§ What needs to be done
Nothing in the records below should be altered when they are retyped.

§ Supplied records
Segment Open

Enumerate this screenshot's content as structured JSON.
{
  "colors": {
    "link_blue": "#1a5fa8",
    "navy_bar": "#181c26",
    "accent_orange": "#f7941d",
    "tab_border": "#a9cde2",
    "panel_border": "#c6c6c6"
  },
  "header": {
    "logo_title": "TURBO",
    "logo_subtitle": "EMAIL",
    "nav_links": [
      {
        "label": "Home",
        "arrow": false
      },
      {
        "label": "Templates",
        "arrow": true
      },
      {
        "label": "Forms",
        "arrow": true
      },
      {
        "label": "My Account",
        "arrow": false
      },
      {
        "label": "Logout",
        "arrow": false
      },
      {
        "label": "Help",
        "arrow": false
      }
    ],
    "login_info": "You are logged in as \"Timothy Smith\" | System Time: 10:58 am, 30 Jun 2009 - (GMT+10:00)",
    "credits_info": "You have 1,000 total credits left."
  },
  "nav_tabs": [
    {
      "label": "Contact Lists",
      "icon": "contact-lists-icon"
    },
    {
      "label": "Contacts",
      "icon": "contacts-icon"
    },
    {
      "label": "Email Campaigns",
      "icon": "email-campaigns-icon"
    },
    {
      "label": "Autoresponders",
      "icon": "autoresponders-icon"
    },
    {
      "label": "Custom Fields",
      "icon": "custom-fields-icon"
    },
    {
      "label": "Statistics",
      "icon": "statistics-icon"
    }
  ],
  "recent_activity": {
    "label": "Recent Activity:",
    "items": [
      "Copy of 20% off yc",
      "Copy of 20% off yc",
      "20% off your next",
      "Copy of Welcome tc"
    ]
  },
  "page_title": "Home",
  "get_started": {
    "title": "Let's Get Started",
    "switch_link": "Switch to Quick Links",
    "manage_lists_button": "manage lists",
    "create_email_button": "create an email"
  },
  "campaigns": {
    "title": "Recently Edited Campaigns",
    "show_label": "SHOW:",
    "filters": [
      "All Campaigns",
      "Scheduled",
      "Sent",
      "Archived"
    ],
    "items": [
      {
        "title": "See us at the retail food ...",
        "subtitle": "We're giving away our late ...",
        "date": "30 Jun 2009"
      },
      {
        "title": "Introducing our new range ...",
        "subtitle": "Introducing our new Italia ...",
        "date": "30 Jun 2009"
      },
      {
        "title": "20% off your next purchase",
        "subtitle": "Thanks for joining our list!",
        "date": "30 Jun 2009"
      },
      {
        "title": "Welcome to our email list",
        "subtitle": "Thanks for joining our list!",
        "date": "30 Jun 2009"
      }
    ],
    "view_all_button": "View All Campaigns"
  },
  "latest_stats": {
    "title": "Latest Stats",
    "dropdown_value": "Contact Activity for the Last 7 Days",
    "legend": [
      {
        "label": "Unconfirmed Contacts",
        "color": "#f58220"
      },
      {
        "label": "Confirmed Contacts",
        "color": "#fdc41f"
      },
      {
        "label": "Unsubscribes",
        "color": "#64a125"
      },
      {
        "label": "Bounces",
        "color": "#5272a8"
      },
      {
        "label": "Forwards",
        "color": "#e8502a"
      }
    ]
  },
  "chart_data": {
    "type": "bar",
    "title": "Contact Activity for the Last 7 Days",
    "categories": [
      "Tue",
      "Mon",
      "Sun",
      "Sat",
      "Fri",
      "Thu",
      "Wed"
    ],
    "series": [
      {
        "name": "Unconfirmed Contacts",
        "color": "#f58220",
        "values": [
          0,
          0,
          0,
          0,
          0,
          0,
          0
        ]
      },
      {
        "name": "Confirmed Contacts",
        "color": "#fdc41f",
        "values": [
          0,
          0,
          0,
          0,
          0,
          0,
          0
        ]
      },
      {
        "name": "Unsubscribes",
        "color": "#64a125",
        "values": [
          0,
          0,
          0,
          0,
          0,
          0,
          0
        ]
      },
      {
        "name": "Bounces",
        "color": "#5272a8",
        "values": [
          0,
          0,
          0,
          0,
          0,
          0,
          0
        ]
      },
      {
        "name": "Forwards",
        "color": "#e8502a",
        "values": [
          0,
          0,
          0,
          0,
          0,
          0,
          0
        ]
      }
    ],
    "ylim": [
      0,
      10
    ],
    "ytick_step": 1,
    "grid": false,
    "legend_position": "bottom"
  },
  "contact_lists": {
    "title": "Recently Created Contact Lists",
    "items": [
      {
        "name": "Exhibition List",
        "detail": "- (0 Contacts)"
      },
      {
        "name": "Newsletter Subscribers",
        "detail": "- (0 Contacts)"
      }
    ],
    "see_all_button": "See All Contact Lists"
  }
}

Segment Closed

§ Reply to the exercise
Enumerate this screenshot's content as structured JSON.
{
  "colors": {
    "link_blue": "#1a5fa8",
    "navy_bar": "#181c26",
    "accent_orange": "#f7941d",
    "tab_border": "#a9cde2",
    "panel_border": "#c6c6c6"
  },
  "header": {
    "logo_title": "TURBO",
    "logo_subtitle": "EMAIL",
    "nav_links": [
      {
        "label": "Home",
        "arrow": false
      },
      {
        "label": "Templates",
        "arrow": true
      },
      {
        "label": "Forms",
        "arrow": true
      },
      {
        "label": "My Account",
        "arrow": false
      },
      {
        "label": "Logout",
        "arrow": false
      },
      {
        "label": "Help",
        "arrow": false
      }
    ],
    "login_info": "You are logged in as \"Timothy Smith\" | System Time: 10:58 am, 30 Jun 2009 - (GMT+10:00)",
    "credits_info": "You have 1,000 total credits left."
  },
  "nav_tabs": [
    {
      "label": "Contact Lists",
      "icon": "contact-lists-icon"
    },
    {
      "label": "Contacts",
      "icon": "contacts-icon"
    },
    {
      "label": "Email Campaigns",
      "icon": "email-campaigns-icon"
    },
    {
      "label": "Autoresponders",
      "icon": "autoresponders-icon"
    },
    {
      "label": "Custom Fields",
      "icon": "custom-fields-icon"
    },
    {
      "label": "Statistics",
      "icon": "statistics-icon"
    }
  ],
  "recent_activity": {
    "label": "Recent Activity:",
    "items": [
      "Copy of 20% off yc",
      "Copy of 20% off yc",
      "20% off your next",
      "Copy of Welcome tc"
    ]
  },
  "page_title": "Home",
  "get_started": {
    "title": "Let's Get Started",
    "switch_link": "Switch to Quick Links",
    "manage_lists_button": "manage lists",
    "create_email_button": "create an email"
  },
  "campaigns": {
    "title": "Recently Edited Campaigns",
    "show_label": "SHOW:",
    "filters": [
      "All Campaigns",
      "Scheduled",
      "Sent",
      "Archived"
    ],
    "items": [
      {
        "title": "See us at the retail food ...",
        "subtitle": "We're giving away our late ...",
        "date": "30 Jun 2009"
      },
      {
        "title": "Introducing our new range ...",
        "subtitle": "Introducing our new Italia ...",
        "date": "30 Jun 2009"
      },
      {
        "title": "20% off your next purchase",
        "subtitle": "Thanks for joining our list!",
        "date": "30 Jun 2009"
      },
      {
        "title": "Welcome to our email list",
        "subtitle": "Thanks for joining our list!",
        "date": "30 Jun 2009"
      }
    ],
    "view_all_button": "View All Campaigns"
  },
  "latest_stats": {
    "title": "Latest Stats",
    "dropdown_value": "Contact Activity for the Last 7 Days",
    "legend": [
      {
        "label": "Unconfirmed Contacts",
        "color": "#f58220"
      },
      {
        "label": "Confirmed Contacts",
        "color": "#fdc41f"
      },
      {
        "label": "Unsubscribes",
        "color": "#64a125"
      },
      {
        "label": "Bounces",
        "color": "#5272a8"
      },
      {
        "label": "Forwards",
        "color": "#e8502a"
      }
    ]
  },
  "chart_data": {
    "type": "bar",
    "title": "Contact Activity for the Last 7 Days",
    "categories": [
      "Tue",
      "Mon",
      "Sun",
      "Sat",
      "Fri",
      "Thu",
      "Wed"
    ],
    "series": [
      {
        "name": "Unconfirmed Contacts",
        "color": "#f58220",
        "values": [
          0,
          0,
          0,
          0,
          0,
          0,
          0
        ]
      },
      {
        "name": "Confirmed Contacts",
        "color": "#fdc41f",
        "values": [
          0,
          0,
          0,
          0,
          0,
          0,
          0
        ]
      },
      {
        "name": "Unsubscribes",
        "color": "#64a125",
        "values": [
          0,
          0,
          0,
          0,
          0,
          0,
          0
        ]
      },
      {
        "name": "Bounces",
        "color": "#5272a8",
        "values": [
          0,
          0,
          0,
          0,
          0,
          0,
          0
        ]
      },
      {
        "name": "Forwards",
        "color": "#e8502a",
        "values": [
          0,
          0,
          0,
          0,
          0,
          0,
          0
        ]
      }
    ],
    "ylim": [
      0,
      10
    ],
    "ytick_step": 1,
    "grid": false,
    "legend_position": "bottom"
  },
  "contact_lists": {
    "title": "Recently Created Contact Lists",
    "items": [
      {
        "name": "Exhibition List",
        "detail": "- (0 Contacts)"
      },
      {
        "name": "Newsletter Subscribers",
        "detail": "- (0 Contacts)"
      }
    ],
    "see_all_button": "See All Contact Lists"
  }
}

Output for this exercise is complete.